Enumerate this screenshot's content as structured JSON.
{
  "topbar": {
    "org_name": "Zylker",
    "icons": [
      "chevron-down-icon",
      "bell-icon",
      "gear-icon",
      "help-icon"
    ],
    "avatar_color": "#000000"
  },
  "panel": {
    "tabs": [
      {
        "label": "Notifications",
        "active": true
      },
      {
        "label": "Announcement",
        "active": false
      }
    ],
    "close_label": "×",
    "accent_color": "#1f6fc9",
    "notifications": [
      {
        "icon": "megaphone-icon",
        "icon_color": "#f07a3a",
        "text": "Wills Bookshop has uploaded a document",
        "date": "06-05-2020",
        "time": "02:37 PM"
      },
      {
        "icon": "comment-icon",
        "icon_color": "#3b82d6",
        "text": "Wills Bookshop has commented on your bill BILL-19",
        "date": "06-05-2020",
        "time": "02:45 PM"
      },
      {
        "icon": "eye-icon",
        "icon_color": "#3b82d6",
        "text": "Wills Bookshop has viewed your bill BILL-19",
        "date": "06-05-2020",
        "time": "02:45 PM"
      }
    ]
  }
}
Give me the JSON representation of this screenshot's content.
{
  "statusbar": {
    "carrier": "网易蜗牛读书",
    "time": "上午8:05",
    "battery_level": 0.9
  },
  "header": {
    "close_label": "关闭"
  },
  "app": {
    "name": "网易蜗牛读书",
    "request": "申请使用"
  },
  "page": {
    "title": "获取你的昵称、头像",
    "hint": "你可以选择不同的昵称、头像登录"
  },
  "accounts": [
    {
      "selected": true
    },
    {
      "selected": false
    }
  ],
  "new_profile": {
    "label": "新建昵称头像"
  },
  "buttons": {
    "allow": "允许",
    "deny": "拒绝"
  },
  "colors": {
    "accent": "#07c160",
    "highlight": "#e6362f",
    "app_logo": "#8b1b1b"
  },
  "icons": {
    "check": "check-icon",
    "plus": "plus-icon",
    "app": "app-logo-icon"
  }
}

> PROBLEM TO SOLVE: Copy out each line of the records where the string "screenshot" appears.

> REPLY:
Enumerate this screenshot's content as structured JSON.
Give me the JSON representation of this screenshot's content.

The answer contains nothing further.